In Delhi, low temperatures and the lack of winds caused a harmful mix of respirable pollutants and toxic gases to remain close to the surface, thus worsening the air quality. PM 2.5 rose to "hazardous" levels – from 643 to 999 micrograms in various areas, which is several times higher than the safe limit of 60 micrograms per cubic metres, according to the Central Pollution Control Board. PM 10 was 999 micrograms per cubic metres, also much higher than the safe limit of 100 micrograms.

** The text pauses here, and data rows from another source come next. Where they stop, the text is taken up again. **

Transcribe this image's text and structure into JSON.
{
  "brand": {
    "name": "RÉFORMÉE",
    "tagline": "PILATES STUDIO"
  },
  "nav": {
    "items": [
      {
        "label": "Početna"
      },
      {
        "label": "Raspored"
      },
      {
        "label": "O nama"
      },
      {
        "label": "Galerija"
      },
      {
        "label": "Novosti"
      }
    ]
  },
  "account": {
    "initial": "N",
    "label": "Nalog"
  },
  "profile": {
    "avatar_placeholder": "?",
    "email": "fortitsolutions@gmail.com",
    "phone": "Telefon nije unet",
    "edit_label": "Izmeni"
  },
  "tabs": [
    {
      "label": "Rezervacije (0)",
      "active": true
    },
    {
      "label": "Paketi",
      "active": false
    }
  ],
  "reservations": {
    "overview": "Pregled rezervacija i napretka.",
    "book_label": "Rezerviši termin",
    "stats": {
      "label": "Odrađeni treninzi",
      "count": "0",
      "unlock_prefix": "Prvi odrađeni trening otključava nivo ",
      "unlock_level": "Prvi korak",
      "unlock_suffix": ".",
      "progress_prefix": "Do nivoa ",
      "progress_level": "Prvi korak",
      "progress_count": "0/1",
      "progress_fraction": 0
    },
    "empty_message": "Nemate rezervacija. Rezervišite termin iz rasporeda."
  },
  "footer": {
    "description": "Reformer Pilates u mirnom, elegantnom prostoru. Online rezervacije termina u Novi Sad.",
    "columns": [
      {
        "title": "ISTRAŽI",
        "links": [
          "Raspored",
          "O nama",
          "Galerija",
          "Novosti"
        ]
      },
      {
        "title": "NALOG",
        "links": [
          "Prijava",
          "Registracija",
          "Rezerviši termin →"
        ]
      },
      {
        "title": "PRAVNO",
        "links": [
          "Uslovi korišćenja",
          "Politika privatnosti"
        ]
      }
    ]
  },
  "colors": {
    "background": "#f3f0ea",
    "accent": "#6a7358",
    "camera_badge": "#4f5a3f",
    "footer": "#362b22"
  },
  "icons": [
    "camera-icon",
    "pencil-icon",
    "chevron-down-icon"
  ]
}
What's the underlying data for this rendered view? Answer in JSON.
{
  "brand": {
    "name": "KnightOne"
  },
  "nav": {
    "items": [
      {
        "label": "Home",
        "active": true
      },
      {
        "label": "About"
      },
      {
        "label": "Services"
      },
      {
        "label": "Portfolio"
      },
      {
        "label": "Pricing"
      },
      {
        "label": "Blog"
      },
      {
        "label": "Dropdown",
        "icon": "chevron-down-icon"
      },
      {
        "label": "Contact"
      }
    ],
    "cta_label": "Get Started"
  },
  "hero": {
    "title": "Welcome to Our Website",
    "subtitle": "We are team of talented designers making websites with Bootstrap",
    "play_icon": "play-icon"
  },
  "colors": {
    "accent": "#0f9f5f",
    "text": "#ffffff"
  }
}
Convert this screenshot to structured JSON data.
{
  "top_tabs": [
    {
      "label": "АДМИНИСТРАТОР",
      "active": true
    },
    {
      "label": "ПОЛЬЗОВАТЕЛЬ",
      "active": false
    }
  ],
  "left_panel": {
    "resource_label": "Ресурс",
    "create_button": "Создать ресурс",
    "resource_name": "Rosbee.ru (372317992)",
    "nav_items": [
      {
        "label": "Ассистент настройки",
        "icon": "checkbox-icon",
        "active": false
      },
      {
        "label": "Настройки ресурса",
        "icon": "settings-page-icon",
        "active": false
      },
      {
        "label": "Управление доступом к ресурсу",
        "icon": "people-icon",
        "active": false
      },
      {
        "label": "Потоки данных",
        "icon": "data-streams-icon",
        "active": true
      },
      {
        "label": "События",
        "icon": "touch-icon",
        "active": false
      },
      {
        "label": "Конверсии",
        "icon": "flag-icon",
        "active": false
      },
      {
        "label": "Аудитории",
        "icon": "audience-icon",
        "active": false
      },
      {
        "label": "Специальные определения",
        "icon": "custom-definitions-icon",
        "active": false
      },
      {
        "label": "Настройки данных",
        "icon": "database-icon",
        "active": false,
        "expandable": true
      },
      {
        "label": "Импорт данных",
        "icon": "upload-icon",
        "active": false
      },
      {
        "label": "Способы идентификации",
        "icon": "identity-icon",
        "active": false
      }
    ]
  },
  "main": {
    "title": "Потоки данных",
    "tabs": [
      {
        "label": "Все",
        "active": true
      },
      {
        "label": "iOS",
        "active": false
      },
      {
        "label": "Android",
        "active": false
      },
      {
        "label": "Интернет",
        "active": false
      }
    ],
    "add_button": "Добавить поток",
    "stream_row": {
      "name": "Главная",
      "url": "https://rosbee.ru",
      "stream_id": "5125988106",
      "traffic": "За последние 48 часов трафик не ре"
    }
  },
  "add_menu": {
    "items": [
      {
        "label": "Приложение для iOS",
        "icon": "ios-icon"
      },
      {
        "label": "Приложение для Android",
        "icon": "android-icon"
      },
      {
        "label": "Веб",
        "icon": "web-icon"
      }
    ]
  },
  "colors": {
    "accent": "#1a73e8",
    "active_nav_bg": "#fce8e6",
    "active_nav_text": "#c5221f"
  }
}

Smog-induced low visibility also caused five vehicles to collide on the Delhi-Noida Direct flyway on Monday morning. No injuries were reported in the accident, ANI reported.

Credit: Air Qualilty Index
Credit: Air Qualilty Index

The air quality in Mumbai, however, fared better than in Delhi, even though PM 2.5 stood at a "hazardous" level of 494. Earlier, the System of Air Quality and Weather Forecasting and Research had warned that air quality levels would be worse post Diwali this year than that the past two years.

Credit: Air Qualilty Index
Credit: Air Qualilty Index


In Pune, PM 2.5 was found to be 400 and PM 10, 268. In Kolkata, PM 2.5 – also called fine particles – rose to an "unhealthy" level of 378, while it shot up to three times higher than the safe limit in Bengaluru. In Lucknow, PM 2.5 spiked to 834, while Ahmedabad fared far worse with PM 2.5 at 999.

Credit: Air Qualilty Index
Credit: Air Qualilty Index
Credit: Air Qualilty Index
Credit: Air Qualilty Index
Credit: Air Qualilty Index
Credit: Air Qualilty Index

Pollution across the world

Unicef has released the findings of a new study that show more than 300 million children across the globe live in areas having very poor air quality. Of these children, 220 million live in south Asia and India accounts for a major share of it.

In such regions, toxic fumes in the air are six times higher than what is prescribed by the World Health Organisation. The study said that global air pollution is a bigger threat than malaria or HIV/Aids. Air pollution has caused the death of 6,00,000 children every year, according to the report. Unicef’s Executive Director Anthony Lake said, “The magnitude of the danger air pollution poses is enormous. No society can afford to ignore air pollution.”